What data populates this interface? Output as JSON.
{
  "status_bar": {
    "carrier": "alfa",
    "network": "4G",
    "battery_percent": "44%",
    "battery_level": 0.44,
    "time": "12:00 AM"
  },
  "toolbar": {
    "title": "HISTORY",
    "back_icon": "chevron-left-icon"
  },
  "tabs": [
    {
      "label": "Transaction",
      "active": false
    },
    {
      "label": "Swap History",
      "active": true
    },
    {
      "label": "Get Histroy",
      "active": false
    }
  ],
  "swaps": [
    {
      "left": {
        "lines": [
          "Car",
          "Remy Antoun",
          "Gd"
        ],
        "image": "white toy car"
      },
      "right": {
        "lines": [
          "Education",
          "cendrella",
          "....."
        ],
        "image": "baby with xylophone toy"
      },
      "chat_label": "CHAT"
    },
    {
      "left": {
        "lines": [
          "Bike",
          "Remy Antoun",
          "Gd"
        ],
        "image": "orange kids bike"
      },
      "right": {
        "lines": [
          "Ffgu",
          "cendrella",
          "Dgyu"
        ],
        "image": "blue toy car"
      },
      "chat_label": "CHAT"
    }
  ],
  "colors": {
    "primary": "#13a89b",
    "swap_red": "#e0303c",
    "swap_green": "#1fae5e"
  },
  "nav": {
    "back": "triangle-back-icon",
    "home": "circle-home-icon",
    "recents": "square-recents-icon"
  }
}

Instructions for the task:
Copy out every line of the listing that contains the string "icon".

Answer space:
    "back_icon": "chevron-left-icon"
    "back": "triangle-back-icon",
    "home": "circle-home-icon",
    "recents": "square-recents-icon"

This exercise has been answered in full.